[Entries from a dataset of interfaces]
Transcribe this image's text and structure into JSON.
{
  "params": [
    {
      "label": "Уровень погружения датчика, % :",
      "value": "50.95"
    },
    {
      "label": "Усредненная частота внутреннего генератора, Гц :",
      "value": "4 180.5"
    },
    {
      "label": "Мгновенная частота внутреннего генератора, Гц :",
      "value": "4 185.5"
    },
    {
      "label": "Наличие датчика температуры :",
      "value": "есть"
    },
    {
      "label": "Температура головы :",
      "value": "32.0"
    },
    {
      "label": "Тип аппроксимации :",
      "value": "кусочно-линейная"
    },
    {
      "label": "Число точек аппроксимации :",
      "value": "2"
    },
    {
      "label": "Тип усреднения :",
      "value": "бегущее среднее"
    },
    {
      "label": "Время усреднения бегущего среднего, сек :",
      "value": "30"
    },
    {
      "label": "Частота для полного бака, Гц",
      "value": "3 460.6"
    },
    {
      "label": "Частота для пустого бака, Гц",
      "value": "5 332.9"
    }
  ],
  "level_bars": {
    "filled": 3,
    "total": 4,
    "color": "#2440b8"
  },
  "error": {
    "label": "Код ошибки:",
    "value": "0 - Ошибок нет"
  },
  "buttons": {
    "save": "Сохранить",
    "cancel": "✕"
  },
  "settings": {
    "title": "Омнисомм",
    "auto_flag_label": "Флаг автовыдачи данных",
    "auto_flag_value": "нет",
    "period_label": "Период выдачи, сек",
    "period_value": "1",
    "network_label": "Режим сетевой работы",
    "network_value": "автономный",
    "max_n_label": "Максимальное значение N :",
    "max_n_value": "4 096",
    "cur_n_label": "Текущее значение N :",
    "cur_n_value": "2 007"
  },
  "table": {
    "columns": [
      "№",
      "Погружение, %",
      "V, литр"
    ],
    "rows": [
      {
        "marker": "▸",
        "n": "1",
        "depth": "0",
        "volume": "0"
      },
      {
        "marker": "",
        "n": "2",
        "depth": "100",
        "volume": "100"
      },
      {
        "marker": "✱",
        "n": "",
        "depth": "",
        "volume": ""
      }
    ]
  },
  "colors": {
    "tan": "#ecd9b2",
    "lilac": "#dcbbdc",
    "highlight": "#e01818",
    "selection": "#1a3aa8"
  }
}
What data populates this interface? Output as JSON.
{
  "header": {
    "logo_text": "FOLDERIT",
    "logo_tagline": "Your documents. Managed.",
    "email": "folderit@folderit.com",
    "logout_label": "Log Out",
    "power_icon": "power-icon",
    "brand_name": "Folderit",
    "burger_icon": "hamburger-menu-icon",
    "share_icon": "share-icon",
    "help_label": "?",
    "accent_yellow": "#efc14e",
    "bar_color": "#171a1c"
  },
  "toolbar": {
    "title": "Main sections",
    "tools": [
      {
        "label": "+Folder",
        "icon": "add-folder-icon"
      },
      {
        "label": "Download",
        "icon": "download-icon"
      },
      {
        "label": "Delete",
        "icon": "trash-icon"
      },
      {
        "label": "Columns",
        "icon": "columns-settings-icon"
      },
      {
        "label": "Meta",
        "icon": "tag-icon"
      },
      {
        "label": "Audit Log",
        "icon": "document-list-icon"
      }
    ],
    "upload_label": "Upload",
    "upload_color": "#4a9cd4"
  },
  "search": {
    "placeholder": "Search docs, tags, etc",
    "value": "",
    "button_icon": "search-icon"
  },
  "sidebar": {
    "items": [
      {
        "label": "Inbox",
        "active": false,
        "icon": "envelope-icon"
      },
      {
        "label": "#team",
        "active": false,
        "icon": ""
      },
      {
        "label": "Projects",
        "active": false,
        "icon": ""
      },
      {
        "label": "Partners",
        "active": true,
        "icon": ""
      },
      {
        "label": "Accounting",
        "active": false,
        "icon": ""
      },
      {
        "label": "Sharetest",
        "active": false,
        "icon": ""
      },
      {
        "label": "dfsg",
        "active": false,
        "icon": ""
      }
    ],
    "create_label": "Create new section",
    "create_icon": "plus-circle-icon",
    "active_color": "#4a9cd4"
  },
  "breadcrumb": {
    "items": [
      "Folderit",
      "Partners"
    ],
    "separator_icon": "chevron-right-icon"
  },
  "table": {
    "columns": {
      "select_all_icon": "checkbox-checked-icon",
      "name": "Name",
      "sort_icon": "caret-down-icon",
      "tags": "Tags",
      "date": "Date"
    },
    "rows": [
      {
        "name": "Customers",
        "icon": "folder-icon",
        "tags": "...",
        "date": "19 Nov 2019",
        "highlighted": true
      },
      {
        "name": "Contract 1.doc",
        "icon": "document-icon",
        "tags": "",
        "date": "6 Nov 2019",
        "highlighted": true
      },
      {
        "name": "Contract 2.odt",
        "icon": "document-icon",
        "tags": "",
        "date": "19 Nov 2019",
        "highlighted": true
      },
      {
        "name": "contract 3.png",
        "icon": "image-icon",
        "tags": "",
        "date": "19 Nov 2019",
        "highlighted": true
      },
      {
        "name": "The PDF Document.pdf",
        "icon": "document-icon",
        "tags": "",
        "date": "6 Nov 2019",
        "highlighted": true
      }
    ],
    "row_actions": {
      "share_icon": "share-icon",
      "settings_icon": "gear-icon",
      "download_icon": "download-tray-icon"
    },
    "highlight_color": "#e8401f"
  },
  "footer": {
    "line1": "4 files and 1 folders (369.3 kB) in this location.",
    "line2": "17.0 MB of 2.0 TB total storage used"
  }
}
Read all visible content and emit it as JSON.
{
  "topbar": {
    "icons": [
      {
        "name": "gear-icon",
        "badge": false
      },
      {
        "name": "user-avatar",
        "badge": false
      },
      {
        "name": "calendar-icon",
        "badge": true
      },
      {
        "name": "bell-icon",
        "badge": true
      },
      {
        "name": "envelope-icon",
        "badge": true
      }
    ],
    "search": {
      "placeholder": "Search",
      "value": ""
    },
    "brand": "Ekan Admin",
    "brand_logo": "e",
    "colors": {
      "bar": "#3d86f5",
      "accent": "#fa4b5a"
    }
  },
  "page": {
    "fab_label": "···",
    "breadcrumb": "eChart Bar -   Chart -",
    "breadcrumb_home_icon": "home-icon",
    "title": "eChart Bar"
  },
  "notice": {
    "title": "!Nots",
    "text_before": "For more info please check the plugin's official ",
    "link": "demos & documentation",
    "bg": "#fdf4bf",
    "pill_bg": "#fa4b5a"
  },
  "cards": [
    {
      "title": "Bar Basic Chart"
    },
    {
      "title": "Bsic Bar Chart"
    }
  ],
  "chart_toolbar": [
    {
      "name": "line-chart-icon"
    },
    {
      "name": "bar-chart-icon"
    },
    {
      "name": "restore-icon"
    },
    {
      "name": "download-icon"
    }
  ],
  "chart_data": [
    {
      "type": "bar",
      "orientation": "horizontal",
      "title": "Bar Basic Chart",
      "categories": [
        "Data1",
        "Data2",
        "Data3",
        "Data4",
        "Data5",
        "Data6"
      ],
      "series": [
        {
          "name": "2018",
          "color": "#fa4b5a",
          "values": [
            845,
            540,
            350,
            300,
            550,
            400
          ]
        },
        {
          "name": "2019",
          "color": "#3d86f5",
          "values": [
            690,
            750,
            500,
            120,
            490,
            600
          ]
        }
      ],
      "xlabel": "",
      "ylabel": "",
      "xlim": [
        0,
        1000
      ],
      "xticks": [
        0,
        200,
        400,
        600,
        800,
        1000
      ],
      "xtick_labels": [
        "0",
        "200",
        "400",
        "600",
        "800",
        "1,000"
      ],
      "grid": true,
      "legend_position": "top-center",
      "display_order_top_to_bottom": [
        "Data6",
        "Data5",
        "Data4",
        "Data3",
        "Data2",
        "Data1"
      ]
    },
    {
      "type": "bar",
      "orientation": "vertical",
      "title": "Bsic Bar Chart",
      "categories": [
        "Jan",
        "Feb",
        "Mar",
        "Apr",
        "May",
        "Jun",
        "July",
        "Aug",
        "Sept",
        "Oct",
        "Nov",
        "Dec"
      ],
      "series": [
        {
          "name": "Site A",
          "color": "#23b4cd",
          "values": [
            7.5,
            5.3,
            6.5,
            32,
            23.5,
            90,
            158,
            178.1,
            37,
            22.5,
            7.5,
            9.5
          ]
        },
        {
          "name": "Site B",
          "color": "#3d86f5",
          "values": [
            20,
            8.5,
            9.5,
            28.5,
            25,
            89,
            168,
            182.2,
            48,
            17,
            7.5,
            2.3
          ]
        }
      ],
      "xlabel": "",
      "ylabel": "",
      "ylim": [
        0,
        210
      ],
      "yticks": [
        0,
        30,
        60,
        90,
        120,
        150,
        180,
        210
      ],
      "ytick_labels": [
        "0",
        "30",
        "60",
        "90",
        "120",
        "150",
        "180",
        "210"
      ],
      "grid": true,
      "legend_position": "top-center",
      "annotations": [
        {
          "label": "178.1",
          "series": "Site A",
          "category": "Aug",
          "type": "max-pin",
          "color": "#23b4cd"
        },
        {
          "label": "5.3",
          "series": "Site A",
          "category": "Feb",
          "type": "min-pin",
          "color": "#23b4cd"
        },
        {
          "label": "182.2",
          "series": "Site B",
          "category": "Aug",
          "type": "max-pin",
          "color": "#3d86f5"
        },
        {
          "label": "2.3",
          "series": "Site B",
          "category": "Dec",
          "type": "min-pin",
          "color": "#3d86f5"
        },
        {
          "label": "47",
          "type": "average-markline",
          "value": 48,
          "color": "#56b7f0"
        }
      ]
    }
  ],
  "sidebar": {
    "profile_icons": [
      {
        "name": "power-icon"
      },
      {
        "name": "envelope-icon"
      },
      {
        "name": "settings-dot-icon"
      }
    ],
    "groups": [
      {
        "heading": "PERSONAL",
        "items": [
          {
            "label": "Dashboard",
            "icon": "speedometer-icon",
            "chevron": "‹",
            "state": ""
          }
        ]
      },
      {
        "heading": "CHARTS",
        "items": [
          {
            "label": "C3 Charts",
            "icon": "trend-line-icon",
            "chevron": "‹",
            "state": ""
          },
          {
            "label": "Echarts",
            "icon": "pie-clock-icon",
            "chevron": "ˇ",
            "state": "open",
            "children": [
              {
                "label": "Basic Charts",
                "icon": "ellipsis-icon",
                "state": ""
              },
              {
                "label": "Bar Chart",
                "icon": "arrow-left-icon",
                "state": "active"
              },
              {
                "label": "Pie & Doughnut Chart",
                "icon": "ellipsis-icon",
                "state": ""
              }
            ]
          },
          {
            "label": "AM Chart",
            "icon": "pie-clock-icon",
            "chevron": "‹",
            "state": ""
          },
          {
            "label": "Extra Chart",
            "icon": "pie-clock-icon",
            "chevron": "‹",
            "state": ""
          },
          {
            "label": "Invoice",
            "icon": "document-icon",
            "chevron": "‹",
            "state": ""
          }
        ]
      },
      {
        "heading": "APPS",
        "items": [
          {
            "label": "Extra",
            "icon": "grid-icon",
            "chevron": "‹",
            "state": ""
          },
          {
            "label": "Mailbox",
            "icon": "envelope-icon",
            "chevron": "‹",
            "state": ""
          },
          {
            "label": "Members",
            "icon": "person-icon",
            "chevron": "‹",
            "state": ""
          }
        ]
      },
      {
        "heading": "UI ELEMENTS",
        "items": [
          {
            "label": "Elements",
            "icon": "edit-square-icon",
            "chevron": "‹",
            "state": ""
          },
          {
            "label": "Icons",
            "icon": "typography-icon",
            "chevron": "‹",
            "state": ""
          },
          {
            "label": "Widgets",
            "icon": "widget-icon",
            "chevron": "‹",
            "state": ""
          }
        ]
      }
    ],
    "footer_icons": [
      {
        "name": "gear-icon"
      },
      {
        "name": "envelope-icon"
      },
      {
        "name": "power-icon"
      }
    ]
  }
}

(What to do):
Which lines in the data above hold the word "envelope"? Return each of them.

(Answer box):
        "icon": "envelope-icon"
        "name": "envelope-icon",
        "name": "envelope-icon"
            "icon": "envelope-icon",
        "name": "envelope-icon"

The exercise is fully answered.